Look: in retrospect, a lot of things we thought were okay in the ‘90s were not okay. Nonetheless, I’d maintain with a reasonable amount of certainty (it has been a while) that ‘High Fidelity’ – Nick Hornby’s 1995 novel about an unlucky-in-love music geek – was fairly benign. Ditto the Americanised John Cusack film that came five years later.
I say this because the musical incarnation of ‘High Fidelity’ is, I’m afraid to say, creepy as hell.
I guess the main issue is that while on page and on screen, Rob – the record store-owning protagonist – is presented as a bit of a loser who undoubtedly makes some very poor life choices, he is, very crucially, Not a Psychopath.

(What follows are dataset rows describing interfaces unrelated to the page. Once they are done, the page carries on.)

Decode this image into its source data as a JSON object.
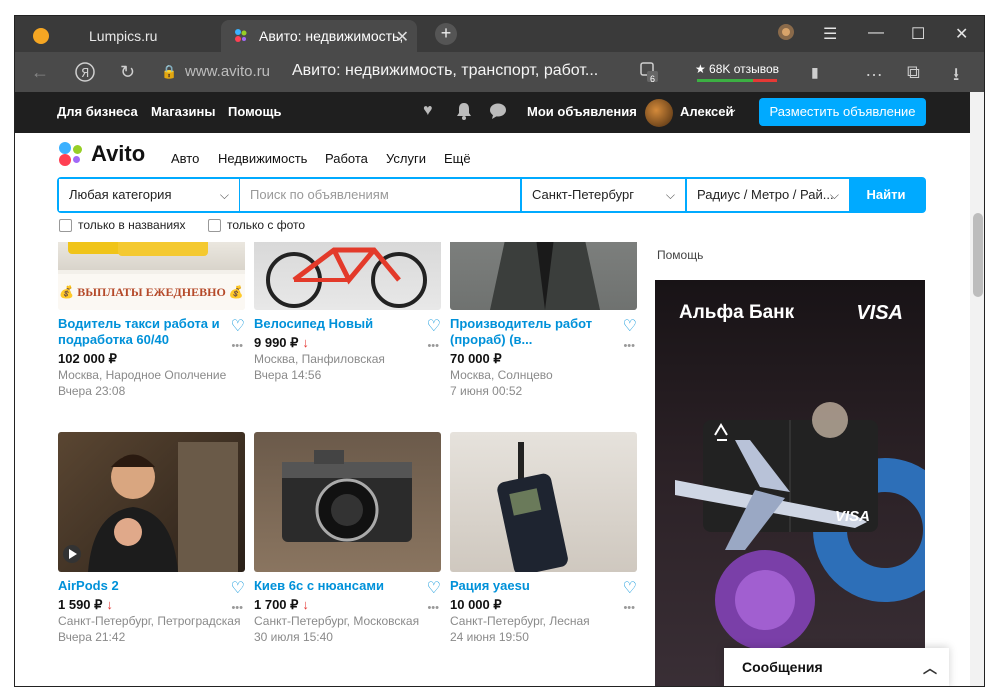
{
  "browser": {
    "tabs": [
      {
        "label": "Lumpics.ru"
      },
      {
        "label": "Авито: недвижимость,"
      }
    ],
    "url_host": "www.avito.ru",
    "page_title": "Авито: недвижимость, транспорт, работ...",
    "reviews": "★ 68K отзывов",
    "ext_badge": "6"
  },
  "topbar": {
    "links": [
      "Для бизнеса",
      "Магазины",
      "Помощь"
    ],
    "my_ads": "Мои объявления",
    "user": "Алексей",
    "post_button": "Разместить объявление"
  },
  "header": {
    "logo": "Avito",
    "menu": [
      "Авто",
      "Недвижимость",
      "Работа",
      "Услуги",
      "Ещё"
    ]
  },
  "search": {
    "category": "Любая категория",
    "placeholder": "Поиск по объявлениям",
    "city": "Санкт-Петербург",
    "radius": "Радиус / Метро / Рай...",
    "button": "Найти",
    "check_titles": "только в названиях",
    "check_photo": "только с фото"
  },
  "sidebar": {
    "help": "Помощь",
    "ad_bank": "Альфа Банк",
    "ad_visa": "VISA",
    "card_visa": "VISA"
  },
  "banner_text": "💰 ВЫПЛАТЫ ЕЖЕДНЕВНО 💰",
  "listings": [
    {
      "title": "Водитель такси работа и подработка 60/40",
      "price": "102 000 ₽",
      "drop": false,
      "loc": "Москва, Народное Ополчение",
      "time": "Вчера 23:08"
    },
    {
      "title": "Велосипед Новый",
      "price": "9 990 ₽",
      "drop": true,
      "loc": "Москва, Панфиловская",
      "time": "Вчера 14:56"
    },
    {
      "title": "Производитель работ (прораб) (в...",
      "price": "70 000 ₽",
      "drop": false,
      "loc": "Москва, Солнцево",
      "time": "7 июня 00:52"
    },
    {
      "title": "AirPods 2",
      "price": "1 590 ₽",
      "drop": true,
      "loc": "Санкт-Петербург, Петроградская",
      "time": "Вчера 21:42"
    },
    {
      "title": "Киев 6с с нюансами",
      "price": "1 700 ₽",
      "drop": true,
      "loc": "Санкт-Петербург, Московская",
      "time": "30 июля 15:40"
    },
    {
      "title": "Рация yaesu",
      "price": "10 000 ₽",
      "drop": false,
      "loc": "Санкт-Петербург, Лесная",
      "time": "24 июня 19:50"
    }
  ],
  "messages": "Сообщения"
}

Here a large number of songs are extrapolated from his fixation with ex-girlfriend Laura, and at best he comes across like a stalker, at worst a genuine danger to society. Where Hornby was quite deft in plotting Rob’s journey out of the shallower waters of toxic masculinity, Amanda Green’s lyrics are completely lacking in that sort of subtlety. ‘You can run little girl but you’ll never be free’ runs one of the more horrifying lines – words you absolutely cannot imagine Hornby writing.

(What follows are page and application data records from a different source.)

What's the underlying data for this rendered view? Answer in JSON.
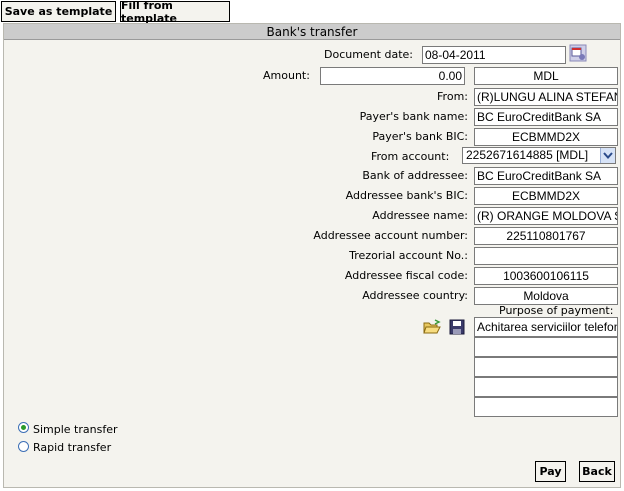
{
  "toolbar": {
    "save_template": "Save as template",
    "fill_template": "Fill from template"
  },
  "form": {
    "title": "Bank's transfer",
    "document_date_label": "Document date:",
    "document_date": "08-04-2011",
    "amount_label": "Amount:",
    "amount": "0.00",
    "currency": "MDL",
    "from_label": "From:",
    "from": "(R)LUNGU ALINA STEFANOVNA",
    "payer_bank_name_label": "Payer's bank name:",
    "payer_bank_name": "BC EuroCreditBank SA",
    "payer_bank_bic_label": "Payer's bank BIC:",
    "payer_bank_bic": "ECBMMD2X",
    "from_account_label": "From account:",
    "from_account": "2252671614885 [MDL]",
    "bank_of_addressee_label": "Bank of addressee:",
    "bank_of_addressee": "BC EuroCreditBank SA",
    "addressee_bank_bic_label": "Addressee bank's BIC:",
    "addressee_bank_bic": "ECBMMD2X",
    "addressee_name_label": "Addressee name:",
    "addressee_name": "(R) ORANGE MOLDOVA SA",
    "addressee_account_number_label": "Addressee account number:",
    "addressee_account_number": "225110801767",
    "trezorial_account_label": "Trezorial account No.:",
    "trezorial_account": "",
    "addressee_fiscal_code_label": "Addressee fiscal code:",
    "addressee_fiscal_code": "1003600106115",
    "addressee_country_label": "Addressee country:",
    "addressee_country": "Moldova",
    "purpose_label": "Purpose of payment:",
    "purpose_lines": [
      "Achitarea serviciilor telefonie mobila",
      "",
      "",
      "",
      ""
    ]
  },
  "transfer_type": {
    "simple": "Simple transfer",
    "rapid": "Rapid transfer",
    "selected": "simple"
  },
  "actions": {
    "pay": "Pay",
    "back": "Back"
  },
  "icons": {
    "calendar": "calendar-icon",
    "open_folder": "open-folder-icon",
    "save": "floppy-save-icon",
    "dropdown": "chevron-down-icon"
  }
}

Matters aren’t helped in this belated UK premiere in the casting of Oliver Ormson as Rob; his brooding intensity and razor-sharp cheekbones make him look like a handsome serial killer. He’s quite likeable whether he opens his mouth, but the death stare resting face adds to the general sense that this whole endeavour is not panning out the way that was probably intended.
The big dilemma here: Tom Jackson Greaves’s production makes for a weirdly enjoyable show, if you accept it’s about a sociopath and his duo of incel wingmen. Indeed, given Rob doesn’t hurt anyone other than himself, there is a certain campy pleasure to how terrible his behaviour is, assuming you don’t find it actively triggering. The songs are generally light pop-rock more memorable for the WTF lyrics than the actual tunes. But the delicate alt country numbers sung by Eleanor Kane’s minor indie star character Marie are actually very nice. And the Turbine aren’t going into this blind. Women are foregrounded where possible. And it’s obvious people were aware the book is on the uncomfortable side – hence Brit comic Vikki Stone was drafted in to give it an update, though I genuinely shudder to think what she must have taken out if this is what we’re left with.

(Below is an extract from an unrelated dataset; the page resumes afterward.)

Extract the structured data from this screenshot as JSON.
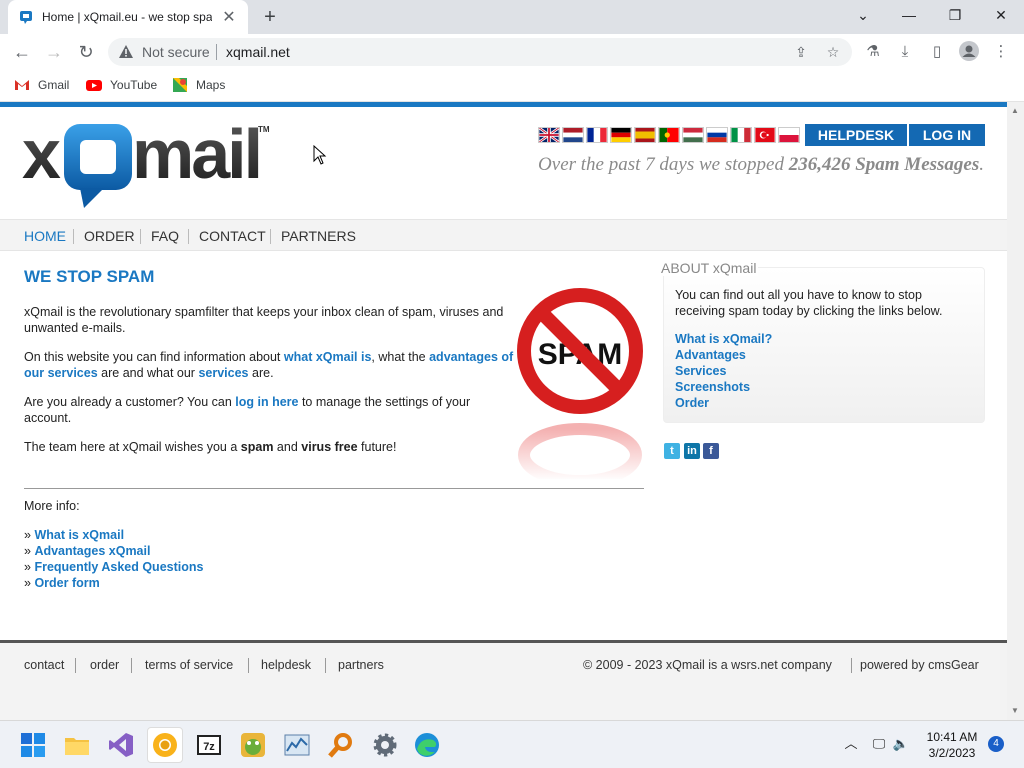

Basically it’s a solid production of a musical that prooooooobably should never have been written. ‘High Fidelity’ flopped hard on Broadway in 2006 and it has absolutely not been worth the 13-year-wait for it to hit these shores. But at the same time, a 200-seat fringe theatre is a lot more forgiving of this sort of thing: a production of a problematic musical doesn’t always equate with wholehearted endorsement.
Like one of those old ’45s with a cracking melody and really disturbing lyrics about how the singer wants to bang an underage girl, I guess it’s up to you whether you can enjoy ‘High Fidelity’ on its own terms, or just find the whole thing too icky to bother with.